Building that level of sophistication into your compensation process requires an understanding of each analyst’s exposure, contribution, and levels of risk taken. In other words, it requires a portfolio intelligence system and a lot of data.
All P&L is Not Created Equal
Running with our prior example, let’s see what PMs can do with a portfolio intelligence system informing their compensation decisions. We will use a hypothetical long / short portfolio that looks like a real hedge fund but has been constructed simply for demonstration purposes. Let’s start with simple P&L generation for the year 2014. In that year, Sunil has generated less dollars than Steve. This is where many managers stop their analysis and use the number in compensation discussions.
Taking this a step further, we see that not all P&L is created equal. The table below breaks down the year’s performance into two buckets by analyst.

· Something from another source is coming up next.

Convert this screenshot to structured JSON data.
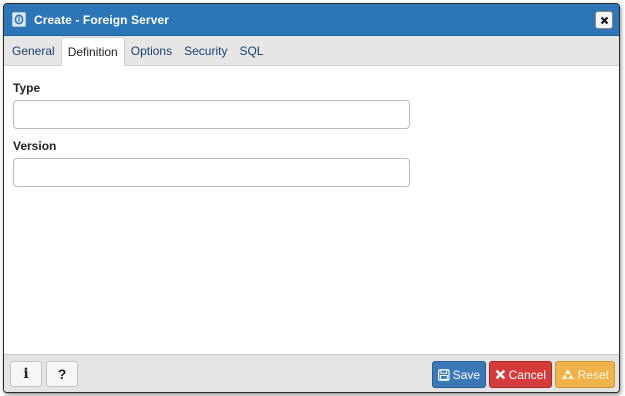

We can see from looking at Avg. Exposure (3rd column) that Steve had a much higher allocation through all of 2014, in fact, he controlled over 75% of gross exposure, compared to only 45% for Sunil (on average). Furthermore, Sunil’s stock picks had higher ROIC on average, 9.3% compared to 6.6% for Steve. So if the PM values the ability to select stocks that perform well on an absolute basis, Sunil should be compensated higher than Steve (for selecting higher returning stocks on average) even though Steve generated more dollars for the fund. If the risk that the analysts assumed to generate the P&L is a consideration, the PM would be interested in comparing the % of Risk allocation rather than pure exposure. Risk takes into account the volatility, beta and covariance of each of their securities.
Taking this even further, the PM might value relative performance (or alpha) above absolute P&L. They might have benchmarks that the analysts need to beat in order to achieve their goals. Isolating the alpha generated by these two analysts in the chart below, changes the picture once again. It turns out that even though Sunil had higher ROIC than Steve, it was not high enough compared to a relevant benchmark. Taking out the market movement and adjusting for sector exposure, we can see that Steve actually generated much more alpha given the sectors he was investing in.
This should be a large factor in the compensation decision if the PM values alpha creation.
No matter what the compensation schema is for a manager, our experience shows that being transparent with your analysts goes a long way. If absolute P&L generation is the goal, be clear about that and use facts to inform your compensation discussion. If it is more nuanced than that, having a robust portfolio intelligence system becomes critical in substantiating these difficult decisions and guiding the conversation at year-end.